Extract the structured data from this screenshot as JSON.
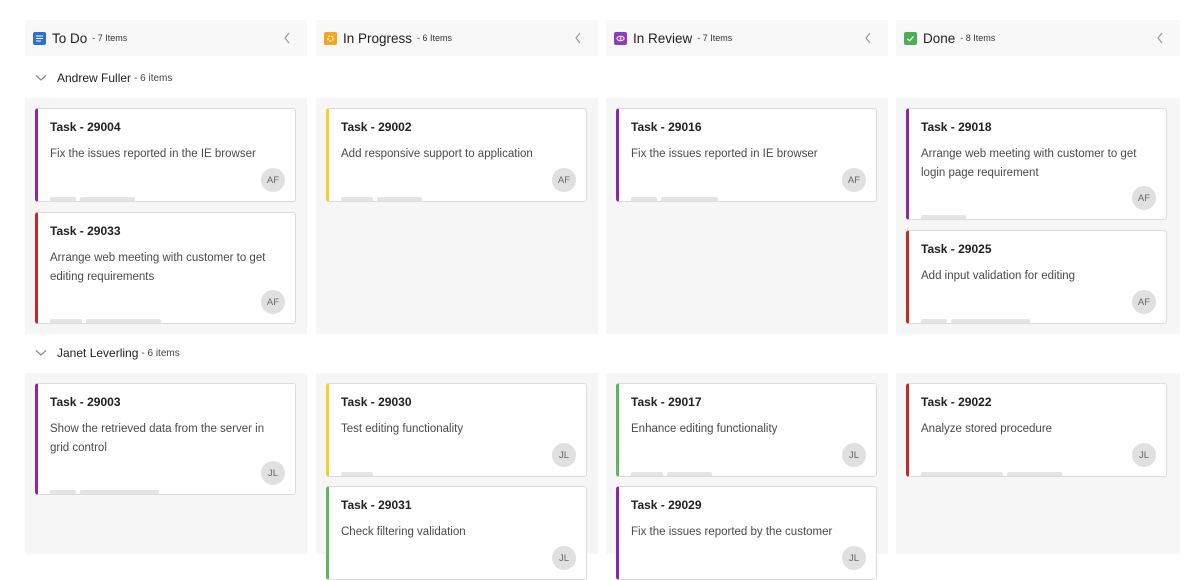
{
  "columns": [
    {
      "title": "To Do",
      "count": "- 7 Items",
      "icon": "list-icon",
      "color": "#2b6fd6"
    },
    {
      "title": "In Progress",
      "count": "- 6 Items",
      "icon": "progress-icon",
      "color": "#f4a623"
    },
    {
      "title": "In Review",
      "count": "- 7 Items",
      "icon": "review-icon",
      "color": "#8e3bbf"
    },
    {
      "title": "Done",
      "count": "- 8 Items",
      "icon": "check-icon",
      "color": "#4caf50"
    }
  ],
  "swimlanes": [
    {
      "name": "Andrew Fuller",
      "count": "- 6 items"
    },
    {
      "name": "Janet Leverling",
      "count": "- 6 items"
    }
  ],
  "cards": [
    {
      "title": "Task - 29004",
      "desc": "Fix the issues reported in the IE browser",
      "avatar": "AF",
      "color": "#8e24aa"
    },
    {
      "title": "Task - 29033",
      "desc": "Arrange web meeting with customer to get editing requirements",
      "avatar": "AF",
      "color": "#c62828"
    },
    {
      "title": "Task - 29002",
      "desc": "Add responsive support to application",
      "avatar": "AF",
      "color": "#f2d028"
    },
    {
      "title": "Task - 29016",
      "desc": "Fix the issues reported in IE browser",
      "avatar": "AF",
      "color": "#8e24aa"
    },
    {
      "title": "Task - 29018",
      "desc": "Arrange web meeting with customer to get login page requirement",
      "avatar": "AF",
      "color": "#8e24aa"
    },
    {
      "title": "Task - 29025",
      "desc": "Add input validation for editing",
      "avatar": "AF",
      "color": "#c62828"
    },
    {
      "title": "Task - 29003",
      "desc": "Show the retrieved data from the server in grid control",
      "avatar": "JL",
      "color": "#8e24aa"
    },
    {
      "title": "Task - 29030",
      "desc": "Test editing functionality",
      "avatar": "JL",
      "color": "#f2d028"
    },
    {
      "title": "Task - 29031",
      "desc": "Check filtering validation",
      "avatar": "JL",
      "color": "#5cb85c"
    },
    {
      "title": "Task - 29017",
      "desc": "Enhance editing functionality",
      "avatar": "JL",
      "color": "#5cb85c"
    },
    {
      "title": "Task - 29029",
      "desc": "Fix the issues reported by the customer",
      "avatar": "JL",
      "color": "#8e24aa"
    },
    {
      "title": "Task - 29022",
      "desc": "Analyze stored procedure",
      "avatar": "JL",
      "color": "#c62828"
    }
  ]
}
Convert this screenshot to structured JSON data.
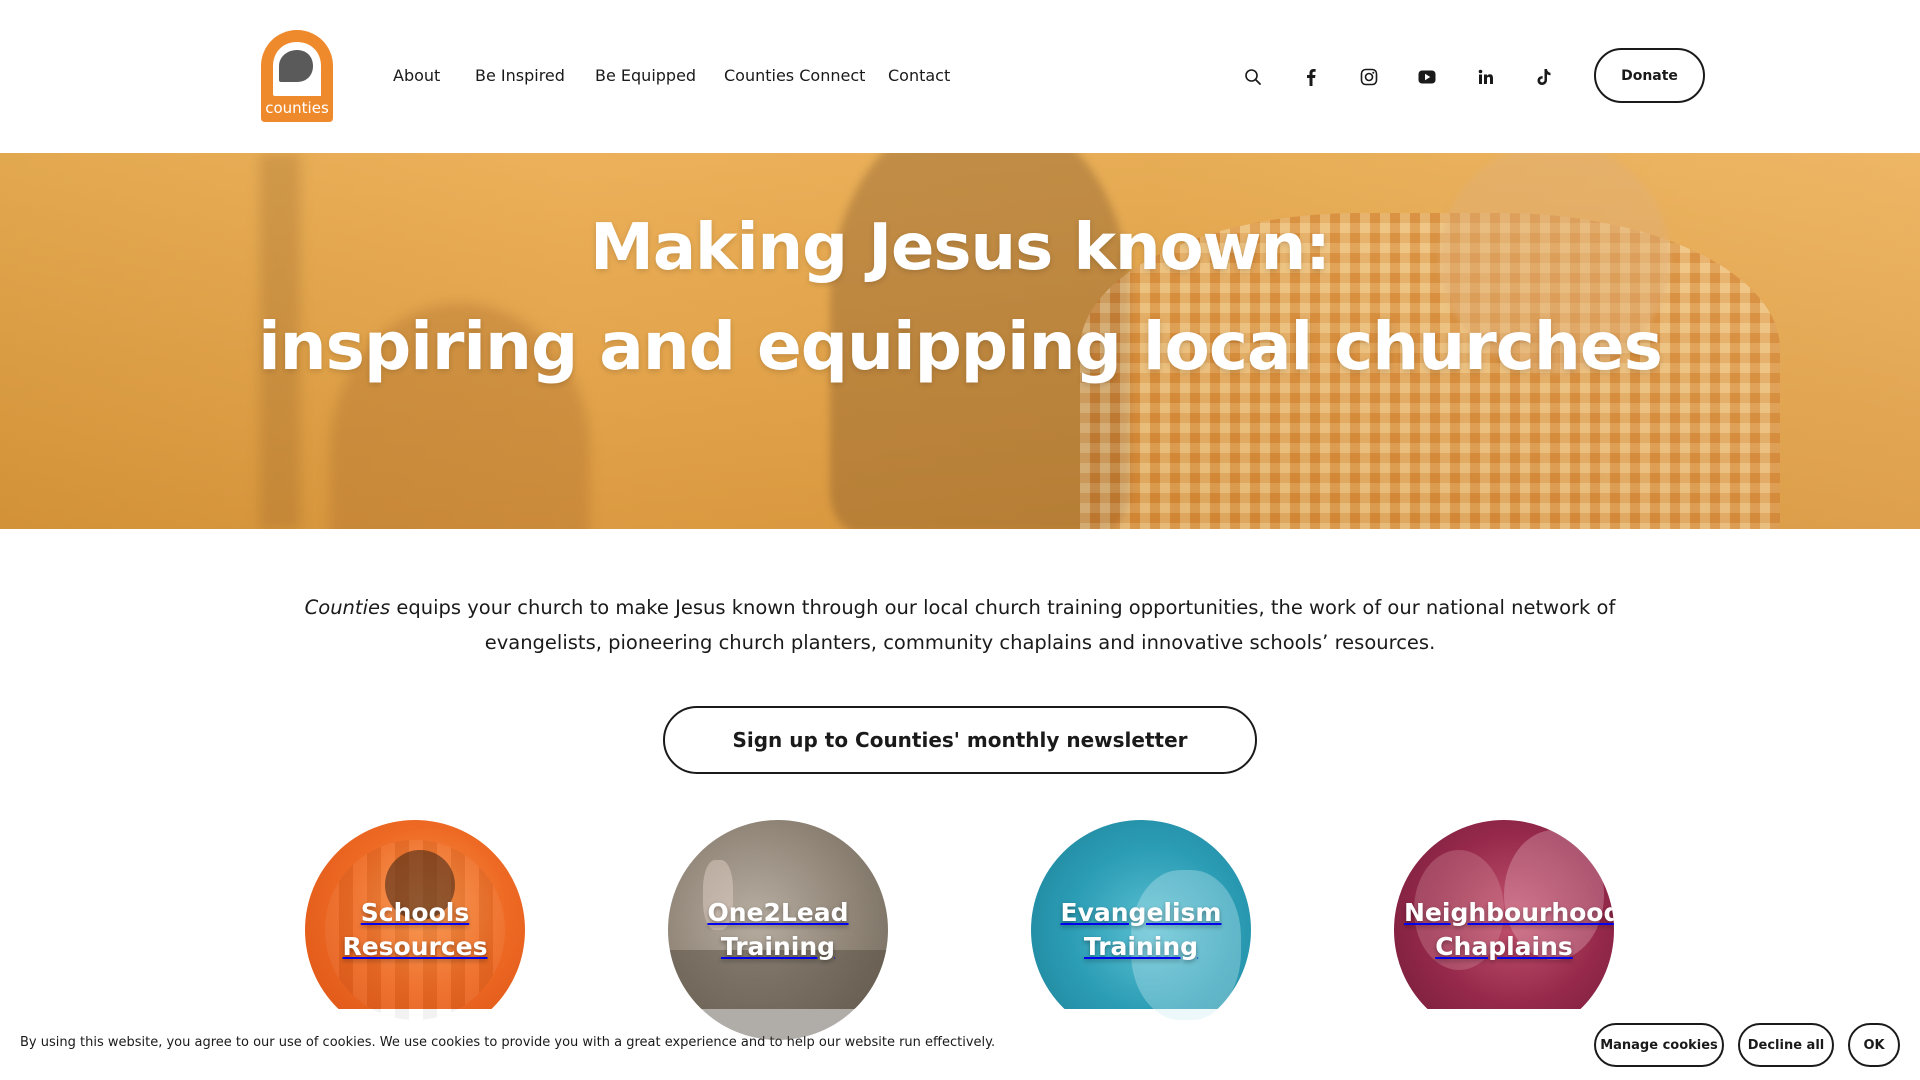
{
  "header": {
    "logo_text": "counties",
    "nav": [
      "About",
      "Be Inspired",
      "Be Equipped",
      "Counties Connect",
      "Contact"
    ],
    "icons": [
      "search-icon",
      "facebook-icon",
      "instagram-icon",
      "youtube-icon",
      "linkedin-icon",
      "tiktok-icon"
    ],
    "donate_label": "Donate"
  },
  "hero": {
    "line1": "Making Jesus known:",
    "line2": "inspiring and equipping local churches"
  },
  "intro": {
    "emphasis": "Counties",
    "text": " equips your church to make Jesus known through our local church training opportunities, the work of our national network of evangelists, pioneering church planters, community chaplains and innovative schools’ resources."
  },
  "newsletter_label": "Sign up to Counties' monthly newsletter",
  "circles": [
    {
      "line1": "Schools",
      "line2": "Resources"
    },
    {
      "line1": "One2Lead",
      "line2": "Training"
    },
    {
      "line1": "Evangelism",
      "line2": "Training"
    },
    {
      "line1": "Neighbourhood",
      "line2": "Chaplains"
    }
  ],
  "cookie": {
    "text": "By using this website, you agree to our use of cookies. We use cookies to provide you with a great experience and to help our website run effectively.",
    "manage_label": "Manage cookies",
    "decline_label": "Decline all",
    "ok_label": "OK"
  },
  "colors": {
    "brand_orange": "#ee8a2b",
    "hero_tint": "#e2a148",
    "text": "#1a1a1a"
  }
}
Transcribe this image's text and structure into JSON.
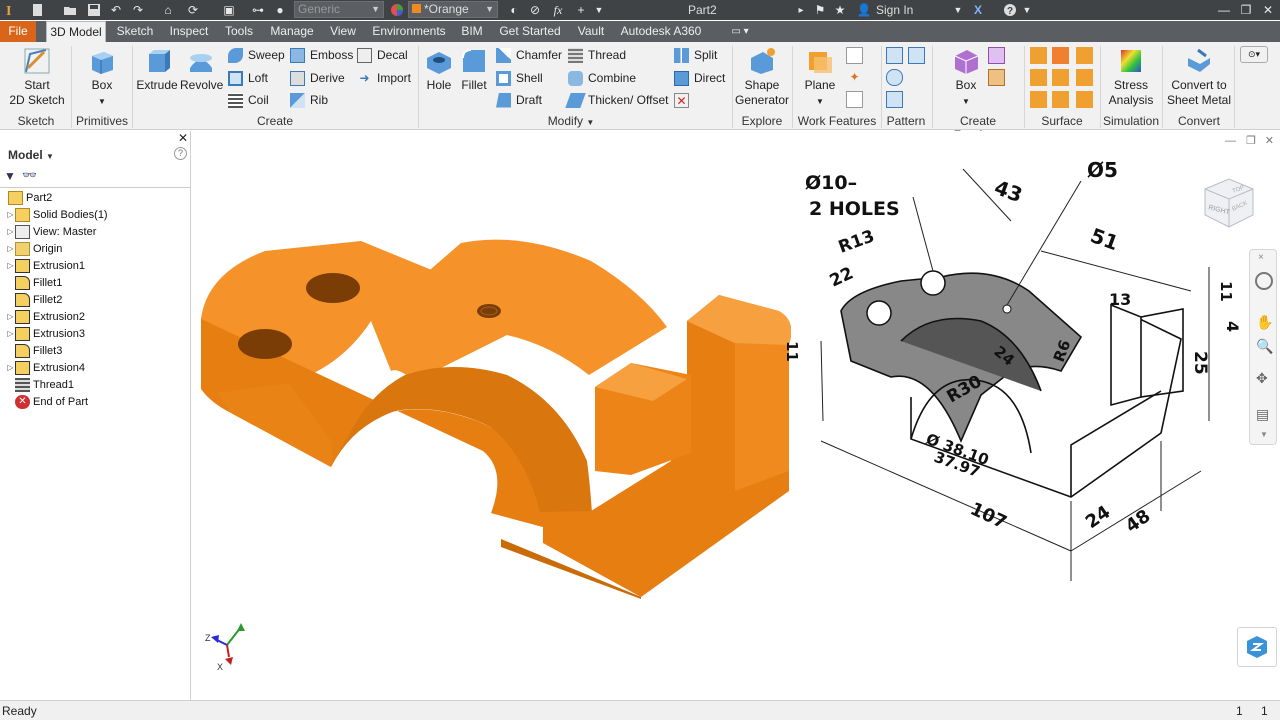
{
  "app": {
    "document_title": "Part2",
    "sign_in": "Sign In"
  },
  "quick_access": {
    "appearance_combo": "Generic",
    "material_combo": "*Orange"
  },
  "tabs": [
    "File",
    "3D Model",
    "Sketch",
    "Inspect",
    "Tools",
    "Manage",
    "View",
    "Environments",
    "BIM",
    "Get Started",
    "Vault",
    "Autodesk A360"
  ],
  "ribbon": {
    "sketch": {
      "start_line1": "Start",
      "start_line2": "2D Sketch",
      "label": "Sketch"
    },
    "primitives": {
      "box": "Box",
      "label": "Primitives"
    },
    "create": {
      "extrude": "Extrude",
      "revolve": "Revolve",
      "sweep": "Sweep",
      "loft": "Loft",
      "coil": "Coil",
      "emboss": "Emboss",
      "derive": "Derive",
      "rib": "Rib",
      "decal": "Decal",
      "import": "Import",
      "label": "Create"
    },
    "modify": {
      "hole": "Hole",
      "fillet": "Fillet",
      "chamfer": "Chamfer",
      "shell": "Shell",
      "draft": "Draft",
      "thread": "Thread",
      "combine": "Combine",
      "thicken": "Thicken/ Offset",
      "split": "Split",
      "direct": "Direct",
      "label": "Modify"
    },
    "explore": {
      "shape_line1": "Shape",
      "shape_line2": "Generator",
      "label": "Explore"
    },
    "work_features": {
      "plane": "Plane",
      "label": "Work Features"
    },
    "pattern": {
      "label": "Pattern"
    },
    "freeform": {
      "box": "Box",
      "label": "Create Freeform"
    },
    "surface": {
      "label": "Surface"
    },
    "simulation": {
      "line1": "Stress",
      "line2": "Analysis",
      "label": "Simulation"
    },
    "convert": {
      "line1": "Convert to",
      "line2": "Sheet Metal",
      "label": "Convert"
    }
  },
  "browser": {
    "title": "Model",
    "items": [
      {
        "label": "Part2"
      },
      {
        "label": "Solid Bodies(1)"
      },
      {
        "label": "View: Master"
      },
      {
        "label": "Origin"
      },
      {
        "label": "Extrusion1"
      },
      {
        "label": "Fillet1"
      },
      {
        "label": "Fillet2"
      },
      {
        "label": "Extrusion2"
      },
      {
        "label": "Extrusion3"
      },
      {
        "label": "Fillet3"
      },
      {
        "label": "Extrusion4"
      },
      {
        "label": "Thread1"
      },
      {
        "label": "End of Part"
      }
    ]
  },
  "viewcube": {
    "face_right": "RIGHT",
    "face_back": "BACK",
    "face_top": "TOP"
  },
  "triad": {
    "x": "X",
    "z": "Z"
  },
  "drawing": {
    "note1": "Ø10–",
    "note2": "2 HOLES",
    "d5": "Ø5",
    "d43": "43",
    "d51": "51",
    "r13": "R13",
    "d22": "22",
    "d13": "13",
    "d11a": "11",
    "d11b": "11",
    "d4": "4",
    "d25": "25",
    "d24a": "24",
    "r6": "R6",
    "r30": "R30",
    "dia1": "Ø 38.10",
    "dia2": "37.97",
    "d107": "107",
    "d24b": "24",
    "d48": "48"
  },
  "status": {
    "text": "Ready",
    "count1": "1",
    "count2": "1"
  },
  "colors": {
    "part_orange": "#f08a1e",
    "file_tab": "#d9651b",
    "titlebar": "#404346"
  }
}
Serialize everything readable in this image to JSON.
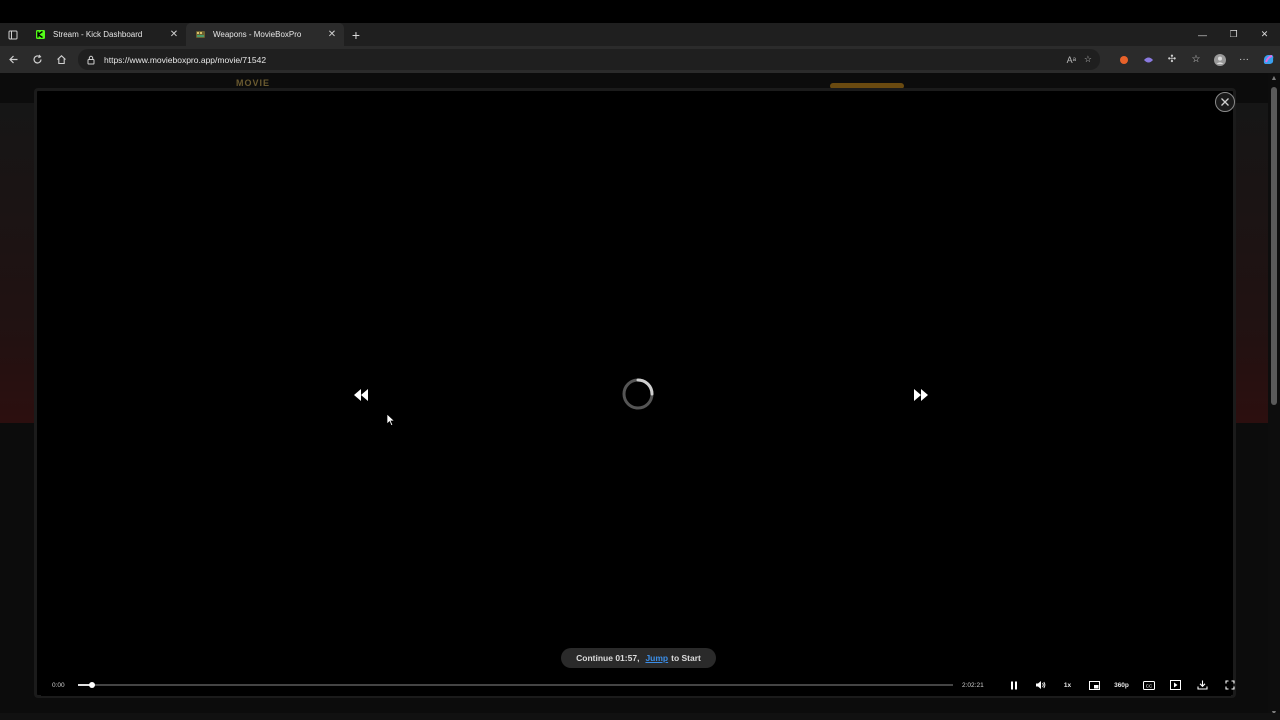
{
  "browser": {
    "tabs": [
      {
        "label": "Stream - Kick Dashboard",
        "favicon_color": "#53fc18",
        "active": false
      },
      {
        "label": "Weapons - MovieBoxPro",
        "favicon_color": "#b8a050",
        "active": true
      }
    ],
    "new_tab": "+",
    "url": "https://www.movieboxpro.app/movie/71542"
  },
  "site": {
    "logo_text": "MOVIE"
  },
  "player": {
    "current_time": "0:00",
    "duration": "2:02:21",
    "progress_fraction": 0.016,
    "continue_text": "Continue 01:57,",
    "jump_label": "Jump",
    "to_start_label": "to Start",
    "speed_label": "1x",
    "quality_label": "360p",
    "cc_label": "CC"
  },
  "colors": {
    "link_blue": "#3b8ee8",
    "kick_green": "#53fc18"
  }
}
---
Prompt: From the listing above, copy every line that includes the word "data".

Written response:
Extract the structured data from this screenshot as JSON.
      "desc": "Show the retrieved data from the server in grid control",
Convert this screenshot to structured JSON data.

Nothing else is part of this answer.